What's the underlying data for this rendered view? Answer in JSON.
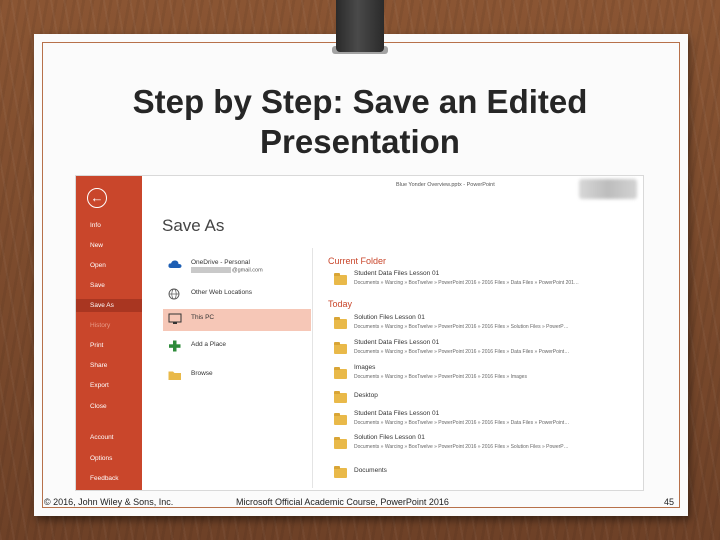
{
  "slide": {
    "title_line1": "Step by Step: Save an Edited",
    "title_line2": "Presentation",
    "footer_left": "© 2016, John Wiley & Sons, Inc.",
    "footer_center": "Microsoft Official Academic Course, PowerPoint 2016",
    "page_number": "45"
  },
  "screenshot": {
    "window_title": "Blue Yonder Overview.pptx - PowerPoint",
    "sidebar": {
      "back_icon": "back-arrow-icon",
      "items": [
        "Info",
        "New",
        "Open",
        "Save",
        "Save As",
        "History",
        "Print",
        "Share",
        "Export",
        "Close",
        "Account",
        "Options",
        "Feedback"
      ],
      "active": "Save As"
    },
    "heading": "Save As",
    "locations": [
      {
        "label": "OneDrive - Personal",
        "sub": "@gmail.com",
        "icon": "cloud-icon"
      },
      {
        "label": "Other Web Locations",
        "icon": "globe-icon"
      },
      {
        "label": "This PC",
        "icon": "computer-icon"
      },
      {
        "label": "Add a Place",
        "icon": "plus-icon"
      },
      {
        "label": "Browse",
        "icon": "folder-icon"
      }
    ],
    "current_folder_heading": "Current Folder",
    "current_folder": {
      "name": "Student Data Files Lesson 01",
      "path": "Documents » Warcing » BoxTwelve » PowerPoint 2016 » 2016 Files » Data Files » PowerPoint 201…"
    },
    "today_heading": "Today",
    "today_folders": [
      {
        "name": "Solution Files Lesson 01",
        "path": "Documents » Warcing » BoxTwelve » PowerPoint 2016 » 2016 Files » Solution Files » PowerP…"
      },
      {
        "name": "Student Data Files Lesson 01",
        "path": "Documents » Warcing » BoxTwelve » PowerPoint 2016 » 2016 Files » Data Files » PowerPoint…"
      },
      {
        "name": "Images",
        "path": "Documents » Warcing » BoxTwelve » PowerPoint 2016 » 2016 Files » Images"
      },
      {
        "name": "Desktop",
        "path": ""
      },
      {
        "name": "Student Data Files Lesson 01",
        "path": "Documents » Warcing » BoxTwelve » PowerPoint 2016 » 2016 Files » Data Files » PowerPoint…"
      },
      {
        "name": "Solution Files Lesson 01",
        "path": "Documents » Warcing » BoxTwelve » PowerPoint 2016 » 2016 Files » Solution Files » PowerP…"
      },
      {
        "name": "Documents",
        "path": ""
      }
    ],
    "colors": {
      "accent": "#c9462b",
      "active_location": "#f6c7b7",
      "folder": "#e9b949"
    }
  }
}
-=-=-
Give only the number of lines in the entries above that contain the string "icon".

> Solution to this task
6